Once on board, Engelbreit began working with director John Tartaglia, providing character sketches, and then collaborated with costume designer Leon Dobkowski, set designer Paige Hathaway and video designer Nathan W. Scheuer to develop the look.
Other designers bringing Engelbreit’s vision to life include lighting designer Rob Denton, sound designers John Shivers and David Patridge, and wig designer Kelley Jordan.
“John is such a great director. He is so funny and so nice, and so talented,” Engelbreit said.
“They welcomed me with open arms,” she added. “I’ve never met a friendlier bunch of people. They’re all just so excited about what they’re doing, and they have been so sweet to me – it’s been wonderful.”
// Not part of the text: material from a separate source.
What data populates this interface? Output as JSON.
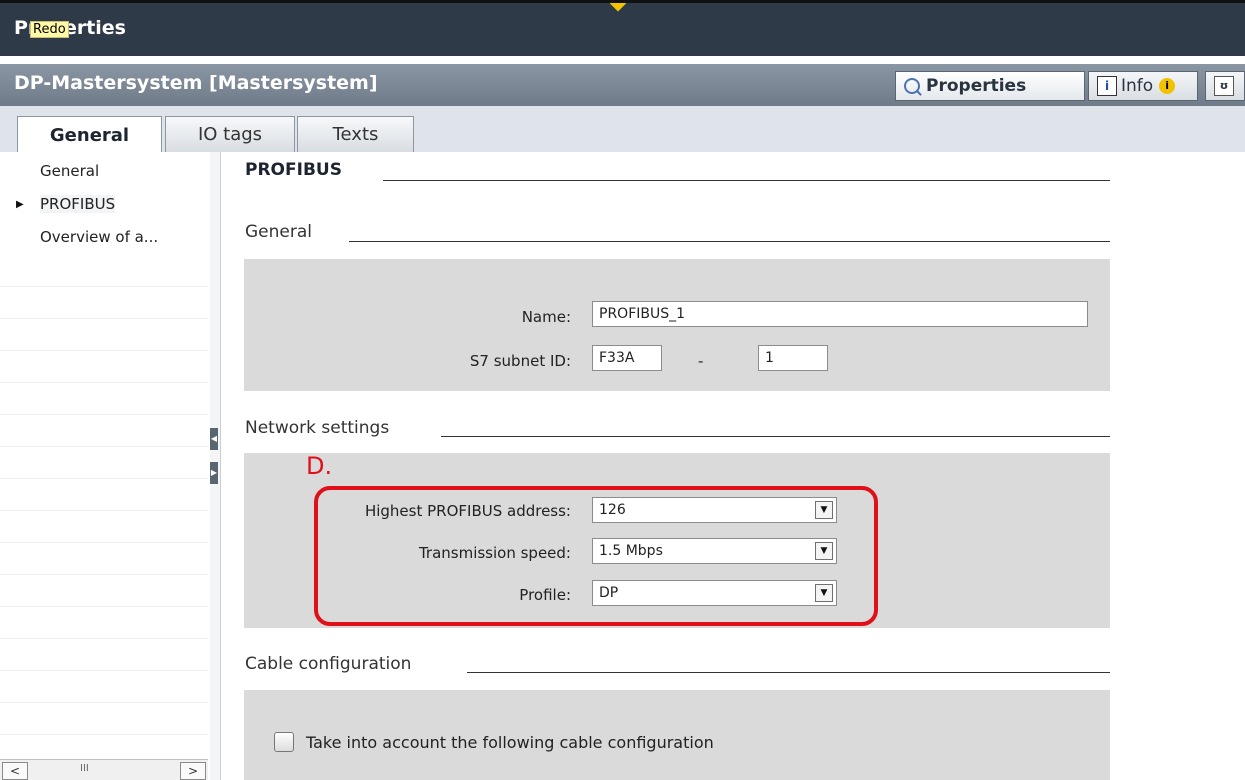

“I’ve always been a big fan of Mary’s work, so I immediately saw how it could serve Roald Dahl’s Matilda,” said director Tartaglia. “When I think of Mary’s illustrations, I immediately associate them with St. Louis. Paige, Leon, Rob and Nathan and I are having a ball giving this production her distinctive style and feel, in the heart of her hometown.”
Used to only drawing characters, Engelbreit had to take into consideration how the choice of material could impact performers in an outdoor setting.
“We had to make costume changes so they could move and not die of heat, they could dance and change quickly,” she said.
Engelbreit said it was “cool to see” how they used her art to create a theatrical world.
“They had complete access to all our drawings – 14,000 pieces. We gave them plenty to work from,” she said.
Engelbreit started a line of greeting cards in 1977, after selling hand-drawn ones in local shops. She now has more than 6,500 products – including apparel, fine prints, calendars, T-shirts, mugs, gifts, books, notecards, ceramic figures and accessories. She also has three New York Times bestselling children’s books and served as editor-in-chief of the creative lifestyle magazine Mary Engelbreit’s Home Companion for 11 years.
Engelbreit is now back to working on her own company projects, including a new Christmas book. New is a line called EngelDark, because “no one is bright and cheerful all the time,” and a Unisex T-shirt that states: “Go Ahead. Underestimate me. This will be fun.”
If the Muny should ever call, a second foray would be considered.
“I’d be happy to work with them again. It’s been a great experience,” she said.
Engelbreit is glad she took the plunge and learned new things.
“It was a great opportunity. You have to be ready to grab the opportunity and see where it can take you,” she said.
For more information on the show or tickets, visit muny.org or call 314-361-1900.